Over the objections of the oil industry, Council President Herb Wesson wants to eliminate oil drilling in neighborhoods where people live.
City Council President Herb Wesson plans to introduce a motion Wednesday to eliminate oil drilling in Los Angeles near homes, schools and other facilities.
The motion calls for a study on the proposed restrictions, which would also include parks, churches and health-care facilities.
Wesson’s motion does not state how far a drilling operation might need to be located from protected facilities, but it calls for the Department of City Planning, with the assistance of the city attorney and the city’s petroleum administrator, to report back within 90 days with an analysis of possible changes to the city’s zoning code that drilling operations be located within “a certain setback proximity” of residential facilities.
Residents who live near drilling sites have been speaking out in recent years and complaining of health complications they believe are connected to the local oil fields.
“The closer oil and gas wells and storage facilities are to sensitive land uses, the higher the risk that the health and safety of nearby residents could be threatened,” according to the motion. “Due to the ongoing health impacts experienced by residents from neighborhood drilling activity, it is imperative that we identify and implement a meaningful, long-term solution.”
On the eve of the motion’s introduction, the CEO of an association representing 500 independent oil and natural gas producers said Wesson’s proposal would hurt local jobs, reduce tax revenue and likely result in legal action.
“If the council proceeds with this study, it needs to take into account the economic impact of banning local energy jobs, the loss of state and local taxes, the legal exposure the city will face from an illegal taking of private property, as well as the increased dependence on imported foreign oil tankered into L.A.’s ports,” said Rock Zierman, CEO of the California Independent Petroleum Association.
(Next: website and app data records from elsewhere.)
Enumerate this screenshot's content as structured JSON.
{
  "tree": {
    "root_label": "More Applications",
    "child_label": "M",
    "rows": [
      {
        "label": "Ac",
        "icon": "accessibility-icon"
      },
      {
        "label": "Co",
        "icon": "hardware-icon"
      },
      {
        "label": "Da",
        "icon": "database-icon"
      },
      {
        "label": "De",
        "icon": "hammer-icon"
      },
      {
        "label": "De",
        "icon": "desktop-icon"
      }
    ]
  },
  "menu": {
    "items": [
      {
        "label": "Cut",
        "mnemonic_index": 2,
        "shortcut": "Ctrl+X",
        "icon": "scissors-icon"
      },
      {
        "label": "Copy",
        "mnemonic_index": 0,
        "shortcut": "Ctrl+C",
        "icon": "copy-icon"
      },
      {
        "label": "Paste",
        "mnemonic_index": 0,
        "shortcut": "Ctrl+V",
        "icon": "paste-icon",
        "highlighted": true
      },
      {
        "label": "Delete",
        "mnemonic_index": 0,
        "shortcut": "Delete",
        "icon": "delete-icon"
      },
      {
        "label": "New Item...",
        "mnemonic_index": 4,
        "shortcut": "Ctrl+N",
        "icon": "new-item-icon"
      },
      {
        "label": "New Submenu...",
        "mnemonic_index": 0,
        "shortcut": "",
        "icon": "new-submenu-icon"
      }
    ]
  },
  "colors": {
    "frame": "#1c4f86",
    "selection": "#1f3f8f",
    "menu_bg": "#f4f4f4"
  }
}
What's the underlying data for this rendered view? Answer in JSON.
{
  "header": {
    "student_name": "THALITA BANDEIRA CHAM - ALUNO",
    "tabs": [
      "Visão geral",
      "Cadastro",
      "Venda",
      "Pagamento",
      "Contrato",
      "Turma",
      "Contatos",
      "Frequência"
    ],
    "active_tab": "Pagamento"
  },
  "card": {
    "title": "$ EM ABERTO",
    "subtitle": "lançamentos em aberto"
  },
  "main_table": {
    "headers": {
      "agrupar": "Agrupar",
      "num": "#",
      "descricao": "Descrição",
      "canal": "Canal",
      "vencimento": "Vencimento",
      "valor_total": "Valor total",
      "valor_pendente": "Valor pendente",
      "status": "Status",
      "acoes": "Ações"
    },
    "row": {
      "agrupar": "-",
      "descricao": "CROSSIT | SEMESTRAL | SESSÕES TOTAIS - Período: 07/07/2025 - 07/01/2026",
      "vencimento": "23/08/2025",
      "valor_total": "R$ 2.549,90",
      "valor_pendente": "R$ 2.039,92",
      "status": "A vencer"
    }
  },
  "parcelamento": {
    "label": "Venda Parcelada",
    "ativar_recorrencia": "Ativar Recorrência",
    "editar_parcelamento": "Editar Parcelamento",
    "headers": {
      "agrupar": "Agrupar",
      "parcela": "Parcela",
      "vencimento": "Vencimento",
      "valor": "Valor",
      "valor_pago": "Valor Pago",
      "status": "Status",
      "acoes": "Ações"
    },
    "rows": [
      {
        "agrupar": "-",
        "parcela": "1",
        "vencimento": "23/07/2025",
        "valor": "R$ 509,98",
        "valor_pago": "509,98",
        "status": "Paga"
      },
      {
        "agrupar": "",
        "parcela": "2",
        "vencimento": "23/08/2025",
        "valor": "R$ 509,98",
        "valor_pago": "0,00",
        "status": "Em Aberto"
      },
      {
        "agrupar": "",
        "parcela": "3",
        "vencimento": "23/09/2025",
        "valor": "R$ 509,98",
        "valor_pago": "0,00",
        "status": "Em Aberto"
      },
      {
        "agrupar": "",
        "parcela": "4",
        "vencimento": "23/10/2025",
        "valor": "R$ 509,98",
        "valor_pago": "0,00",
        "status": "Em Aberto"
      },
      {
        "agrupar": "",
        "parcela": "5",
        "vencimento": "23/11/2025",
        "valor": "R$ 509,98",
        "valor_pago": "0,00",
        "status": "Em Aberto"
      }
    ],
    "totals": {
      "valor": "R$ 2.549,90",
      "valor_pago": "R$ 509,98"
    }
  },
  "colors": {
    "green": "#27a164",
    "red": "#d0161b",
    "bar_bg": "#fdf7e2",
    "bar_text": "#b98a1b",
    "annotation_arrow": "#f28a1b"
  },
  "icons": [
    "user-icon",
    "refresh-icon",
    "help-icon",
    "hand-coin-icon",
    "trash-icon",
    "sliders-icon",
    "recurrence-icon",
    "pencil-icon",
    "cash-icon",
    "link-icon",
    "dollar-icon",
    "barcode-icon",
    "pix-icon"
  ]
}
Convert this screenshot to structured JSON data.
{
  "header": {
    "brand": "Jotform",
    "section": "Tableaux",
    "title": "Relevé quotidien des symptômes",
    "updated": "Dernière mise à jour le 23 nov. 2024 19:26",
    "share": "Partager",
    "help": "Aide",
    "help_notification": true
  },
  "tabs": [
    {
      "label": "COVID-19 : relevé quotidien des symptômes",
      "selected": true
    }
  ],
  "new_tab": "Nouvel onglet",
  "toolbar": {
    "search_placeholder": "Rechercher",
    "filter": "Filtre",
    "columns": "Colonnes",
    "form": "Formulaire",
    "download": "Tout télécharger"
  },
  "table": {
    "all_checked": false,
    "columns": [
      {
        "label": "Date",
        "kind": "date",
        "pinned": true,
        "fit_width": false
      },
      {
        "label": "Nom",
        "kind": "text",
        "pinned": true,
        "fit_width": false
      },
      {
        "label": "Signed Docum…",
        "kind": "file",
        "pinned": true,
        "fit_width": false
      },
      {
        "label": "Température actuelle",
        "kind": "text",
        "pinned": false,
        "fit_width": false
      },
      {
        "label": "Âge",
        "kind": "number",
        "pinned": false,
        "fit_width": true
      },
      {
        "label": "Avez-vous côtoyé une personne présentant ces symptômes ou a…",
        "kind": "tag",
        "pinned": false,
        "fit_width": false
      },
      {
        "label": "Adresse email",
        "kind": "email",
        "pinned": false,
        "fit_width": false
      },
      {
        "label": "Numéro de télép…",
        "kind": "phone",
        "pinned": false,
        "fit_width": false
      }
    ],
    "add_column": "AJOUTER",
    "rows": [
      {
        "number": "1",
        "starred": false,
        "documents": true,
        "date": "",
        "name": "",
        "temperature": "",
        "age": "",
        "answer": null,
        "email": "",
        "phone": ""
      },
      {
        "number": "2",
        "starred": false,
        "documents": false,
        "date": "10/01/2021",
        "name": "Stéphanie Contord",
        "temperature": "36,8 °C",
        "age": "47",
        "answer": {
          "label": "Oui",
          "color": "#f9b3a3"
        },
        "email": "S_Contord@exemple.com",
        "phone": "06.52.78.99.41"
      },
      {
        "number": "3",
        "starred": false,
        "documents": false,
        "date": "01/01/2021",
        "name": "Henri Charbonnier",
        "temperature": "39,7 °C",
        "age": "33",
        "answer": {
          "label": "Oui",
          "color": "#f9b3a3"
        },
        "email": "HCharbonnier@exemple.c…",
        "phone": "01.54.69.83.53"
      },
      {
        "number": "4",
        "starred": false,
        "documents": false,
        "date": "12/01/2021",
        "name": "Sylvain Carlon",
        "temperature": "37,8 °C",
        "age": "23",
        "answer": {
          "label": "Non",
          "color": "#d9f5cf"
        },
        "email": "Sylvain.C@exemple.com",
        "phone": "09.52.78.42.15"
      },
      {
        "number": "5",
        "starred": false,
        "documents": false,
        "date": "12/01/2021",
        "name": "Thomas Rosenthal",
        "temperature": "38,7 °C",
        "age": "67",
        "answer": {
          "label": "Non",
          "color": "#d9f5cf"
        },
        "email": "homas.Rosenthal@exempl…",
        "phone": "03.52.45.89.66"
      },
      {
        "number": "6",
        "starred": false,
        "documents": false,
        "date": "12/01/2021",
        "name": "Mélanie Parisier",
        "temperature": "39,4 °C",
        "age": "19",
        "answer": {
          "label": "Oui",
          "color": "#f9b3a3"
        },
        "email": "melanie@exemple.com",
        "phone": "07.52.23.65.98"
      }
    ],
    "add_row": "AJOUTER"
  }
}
If the study were to lead to a law banning drilling near residential properties, it could have wide-ranging implications for the local industry, which has more than 1,000 oil wells in the city and more than 580,000 residents living within a quarter-mile of one.
Zierman said the environmental standards for drilling in Los Angeles are among the strongest in existence.
“Production within the Los Angeles basin must follow the toughest standards in the nation, if not the world. This not only includes regulation by the city, but also the county, regional air quality management, as well as state and federal regulators,” Zierman said.
In January, residents who live near a South L.A. drilling site on Jefferson Boulevard lined up at a city Office of Zoning Administration hearing to complain of health problems, excessive noise and pollution.
In 2015, several activist groups representing youth filed a lawsuit claiming the city permitted oil wells near residential areas without conducting environmental studies required under state law and violated anti-discriminatory practices because so many of the wells are located in minority neighborhoods.
The lawsuit, which was not seeking money, was settled in 2016 and officials agreed to implement new procedures to ensure the city complies with California Environmental Quality Act guidelines when permitting oil wells.